Only the text belongs in the copy: repeat each record exactly, without pictures.

*** Working data ***

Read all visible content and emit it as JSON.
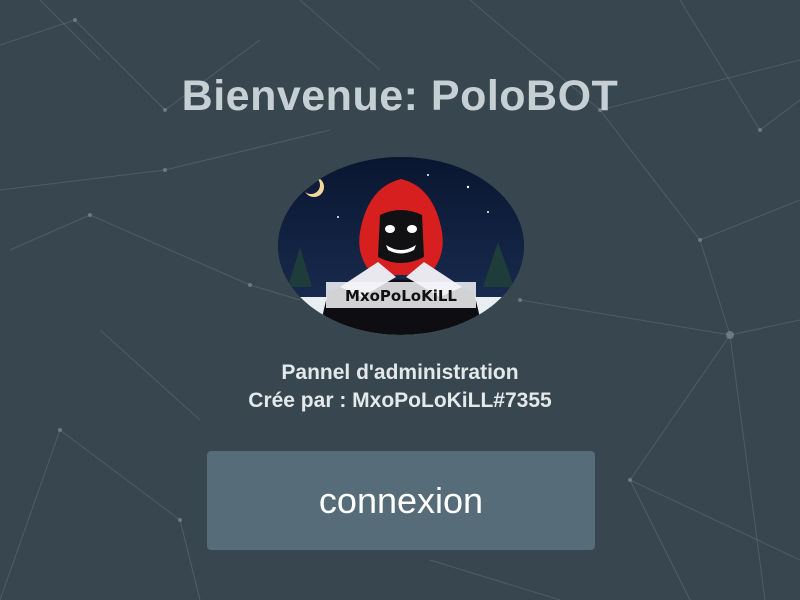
{
  "header": {
    "title": "Bienvenue: PoloBOT"
  },
  "avatar": {
    "alt_text": "MxoPoLoKiLL",
    "icon": "hooded-figure-avatar"
  },
  "info": {
    "line1": "Pannel d'administration",
    "line2": "Crée par : MxoPoLoKiLL#7355"
  },
  "login": {
    "button_label": "connexion"
  },
  "colors": {
    "background": "#38474f",
    "button": "#566c78",
    "title": "#c6d0d4",
    "hood_red": "#e02020"
  }
}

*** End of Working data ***

## Reply
Read all visible content and emit it as JSON.
{
  "header": {
    "title": "Bienvenue: PoloBOT"
  },
  "avatar": {
    "alt_text": "MxoPoLoKiLL",
    "icon": "hooded-figure-avatar"
  },
  "info": {
    "line1": "Pannel d'administration",
    "line2": "Crée par : MxoPoLoKiLL#7355"
  },
  "login": {
    "button_label": "connexion"
  },
  "colors": {
    "background": "#38474f",
    "button": "#566c78",
    "title": "#c6d0d4",
    "hood_red": "#e02020"
  }
}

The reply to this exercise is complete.